BFY Post docotorate Qualifications
- Within 5 years of a PhD in child development, economics, neuroscience, public policy, psychology, sociology, or related field.
- Strong quantitative research skills
- Strong organizational skills
- Oral and written fluency in Spanish; fully bilingual/bicultural a plus
- Excellent interpersonal and communication skills
- Experience with experimental (randomized) study designs a plus
- Meets NIH’s definition of a scholar from an under-represented group based on race/ethnicity, disability, or a disadvantaged background:
- Individuals from racial and ethnic groups that have been shown by the National Science Foundation to be underrepresented in health-related sciences on a national basis (see data at http://www.nsf.gov/statistics/showpub.cfm?TopID=2&SubID=27) and the report Women, Minorities, and Persons with Disabilities in Science and Engineering). The following racial and ethnic groups have been shown to be underrepresented in biomedical research: Blacks or African Americans, Hispanics or Latinos, American Indians or Alaska Natives, Native Hawaiians and other Pacific Islanders. In addition, it is recognized that underrepresentation can vary from setting to setting; individuals from racial or ethnic groups that can be demonstrated convincingly to be underrepresented by the grantee institution should be encouraged to participate in this program. For more information on racial and ethnic categories and definitions, see NOT-OD-15-089.

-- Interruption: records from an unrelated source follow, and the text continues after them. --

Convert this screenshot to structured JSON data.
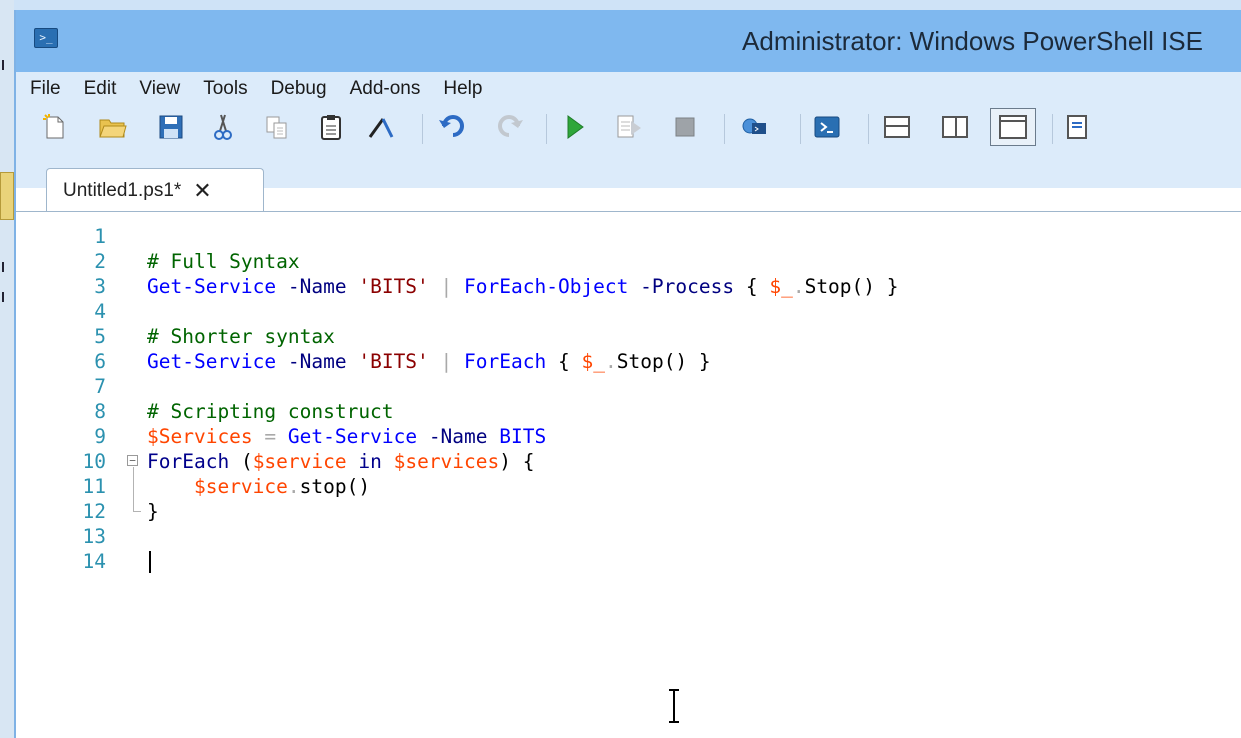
{
  "window": {
    "title": "Administrator: Windows PowerShell ISE",
    "app_icon": "powershell-icon"
  },
  "menu": [
    "File",
    "Edit",
    "View",
    "Tools",
    "Debug",
    "Add-ons",
    "Help"
  ],
  "toolbar": [
    {
      "name": "new-icon"
    },
    {
      "name": "open-icon"
    },
    {
      "name": "save-icon"
    },
    {
      "name": "cut-icon"
    },
    {
      "name": "copy-icon"
    },
    {
      "name": "paste-icon"
    },
    {
      "name": "clear-console-icon"
    },
    {
      "name": "undo-icon"
    },
    {
      "name": "redo-icon"
    },
    {
      "name": "run-script-icon"
    },
    {
      "name": "run-selection-icon"
    },
    {
      "name": "stop-icon"
    },
    {
      "name": "remote-powershell-icon"
    },
    {
      "name": "start-powershell-icon"
    },
    {
      "name": "show-script-pane-top-icon"
    },
    {
      "name": "show-script-pane-right-icon"
    },
    {
      "name": "show-script-pane-maximized-icon"
    },
    {
      "name": "show-command-window-icon"
    }
  ],
  "tabs": [
    {
      "label": "Untitled1.ps1*",
      "close": "✕",
      "active": true
    }
  ],
  "editor": {
    "lines": [
      {
        "n": "1",
        "tokens": []
      },
      {
        "n": "2",
        "tokens": [
          {
            "t": "# Full Syntax",
            "c": "com"
          }
        ]
      },
      {
        "n": "3",
        "tokens": [
          {
            "t": "Get-Service",
            "c": "cmd"
          },
          {
            "t": " "
          },
          {
            "t": "-Name",
            "c": "par"
          },
          {
            "t": " "
          },
          {
            "t": "'BITS'",
            "c": "str"
          },
          {
            "t": " "
          },
          {
            "t": "|",
            "c": "op"
          },
          {
            "t": " "
          },
          {
            "t": "ForEach-Object",
            "c": "cmd"
          },
          {
            "t": " "
          },
          {
            "t": "-Process",
            "c": "par"
          },
          {
            "t": " "
          },
          {
            "t": "{",
            "c": "grp"
          },
          {
            "t": " "
          },
          {
            "t": "$_",
            "c": "var"
          },
          {
            "t": ".",
            "c": "op"
          },
          {
            "t": "Stop",
            "c": "mem"
          },
          {
            "t": "()",
            "c": "grp"
          },
          {
            "t": " "
          },
          {
            "t": "}",
            "c": "grp"
          }
        ]
      },
      {
        "n": "4",
        "tokens": []
      },
      {
        "n": "5",
        "tokens": [
          {
            "t": "# Shorter syntax",
            "c": "com"
          }
        ]
      },
      {
        "n": "6",
        "tokens": [
          {
            "t": "Get-Service",
            "c": "cmd"
          },
          {
            "t": " "
          },
          {
            "t": "-Name",
            "c": "par"
          },
          {
            "t": " "
          },
          {
            "t": "'BITS'",
            "c": "str"
          },
          {
            "t": " "
          },
          {
            "t": "|",
            "c": "op"
          },
          {
            "t": " "
          },
          {
            "t": "ForEach",
            "c": "cmd"
          },
          {
            "t": " "
          },
          {
            "t": "{",
            "c": "grp"
          },
          {
            "t": " "
          },
          {
            "t": "$_",
            "c": "var"
          },
          {
            "t": ".",
            "c": "op"
          },
          {
            "t": "Stop",
            "c": "mem"
          },
          {
            "t": "()",
            "c": "grp"
          },
          {
            "t": " "
          },
          {
            "t": "}",
            "c": "grp"
          }
        ]
      },
      {
        "n": "7",
        "tokens": []
      },
      {
        "n": "8",
        "tokens": [
          {
            "t": "# Scripting construct",
            "c": "com"
          }
        ]
      },
      {
        "n": "9",
        "tokens": [
          {
            "t": "$Services",
            "c": "var"
          },
          {
            "t": " "
          },
          {
            "t": "=",
            "c": "op"
          },
          {
            "t": " "
          },
          {
            "t": "Get-Service",
            "c": "cmd"
          },
          {
            "t": " "
          },
          {
            "t": "-Name",
            "c": "par"
          },
          {
            "t": " "
          },
          {
            "t": "BITS",
            "c": "cmd"
          }
        ]
      },
      {
        "n": "10",
        "fold": true,
        "tokens": [
          {
            "t": "ForEach",
            "c": "kw"
          },
          {
            "t": " "
          },
          {
            "t": "(",
            "c": "grp"
          },
          {
            "t": "$service",
            "c": "var"
          },
          {
            "t": " "
          },
          {
            "t": "in",
            "c": "kw"
          },
          {
            "t": " "
          },
          {
            "t": "$services",
            "c": "var"
          },
          {
            "t": ")",
            "c": "grp"
          },
          {
            "t": " "
          },
          {
            "t": "{",
            "c": "grp"
          }
        ]
      },
      {
        "n": "11",
        "tokens": [
          {
            "t": "    "
          },
          {
            "t": "$service",
            "c": "var"
          },
          {
            "t": ".",
            "c": "op"
          },
          {
            "t": "stop",
            "c": "mem"
          },
          {
            "t": "()",
            "c": "grp"
          }
        ]
      },
      {
        "n": "12",
        "tokens": [
          {
            "t": "}",
            "c": "grp"
          }
        ]
      },
      {
        "n": "13",
        "tokens": []
      },
      {
        "n": "14",
        "tokens": []
      }
    ],
    "caret_line": "14"
  }
}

Individuals with disabilities, who are defined as those with a physical or mental impairment that substantially limits one or more major life activities, as described in the Americans with Disabilities Act of 1990, as amended. See NSF data at http://www.nsf.gov/statistics/wmpd/2013/pdf/tab7-5_updated_2014_10.pdf.

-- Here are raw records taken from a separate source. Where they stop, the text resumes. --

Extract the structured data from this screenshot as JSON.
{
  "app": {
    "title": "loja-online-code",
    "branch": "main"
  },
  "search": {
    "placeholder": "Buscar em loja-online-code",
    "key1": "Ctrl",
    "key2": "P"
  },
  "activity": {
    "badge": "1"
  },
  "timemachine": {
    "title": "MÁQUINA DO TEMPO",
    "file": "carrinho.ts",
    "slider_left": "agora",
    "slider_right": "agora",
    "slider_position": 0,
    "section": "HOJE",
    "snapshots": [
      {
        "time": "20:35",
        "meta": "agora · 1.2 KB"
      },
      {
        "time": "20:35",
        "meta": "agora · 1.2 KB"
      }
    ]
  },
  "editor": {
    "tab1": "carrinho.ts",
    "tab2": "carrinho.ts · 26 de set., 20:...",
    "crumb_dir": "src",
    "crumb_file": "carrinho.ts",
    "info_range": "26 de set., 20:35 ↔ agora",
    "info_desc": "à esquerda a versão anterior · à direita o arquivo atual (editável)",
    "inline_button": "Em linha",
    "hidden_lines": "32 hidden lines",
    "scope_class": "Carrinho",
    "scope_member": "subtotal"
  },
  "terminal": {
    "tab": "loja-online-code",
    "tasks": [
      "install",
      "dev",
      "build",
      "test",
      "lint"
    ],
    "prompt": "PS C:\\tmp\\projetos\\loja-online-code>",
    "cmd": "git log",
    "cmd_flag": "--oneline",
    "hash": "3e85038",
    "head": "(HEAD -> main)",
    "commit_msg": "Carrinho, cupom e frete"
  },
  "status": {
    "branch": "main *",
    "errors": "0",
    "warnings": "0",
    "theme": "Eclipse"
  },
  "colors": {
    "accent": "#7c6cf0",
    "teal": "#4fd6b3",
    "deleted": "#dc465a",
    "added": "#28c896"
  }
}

Individuals from disadvantaged backgrounds, defined as: 1) Individuals who come from a family with an annual income below established low-income thresholds. These thresholds are based on family size, published by the U.S. Bureau of the Census; adjusted annually for changes in the Consumer Price Index; and adjusted by the Secretary for use in all health professions programs. The Secretary periodically publishes these income levels at http://aspe.hhs.gov/poverty/index.shtml. OR 2) Individuals who come from an educational environment such as that found in certain rural or inner-city environments that has demonstrably and directly inhibited the individual from obtaining the knowledge, skills, and abilities necessary to develop and participate in a research career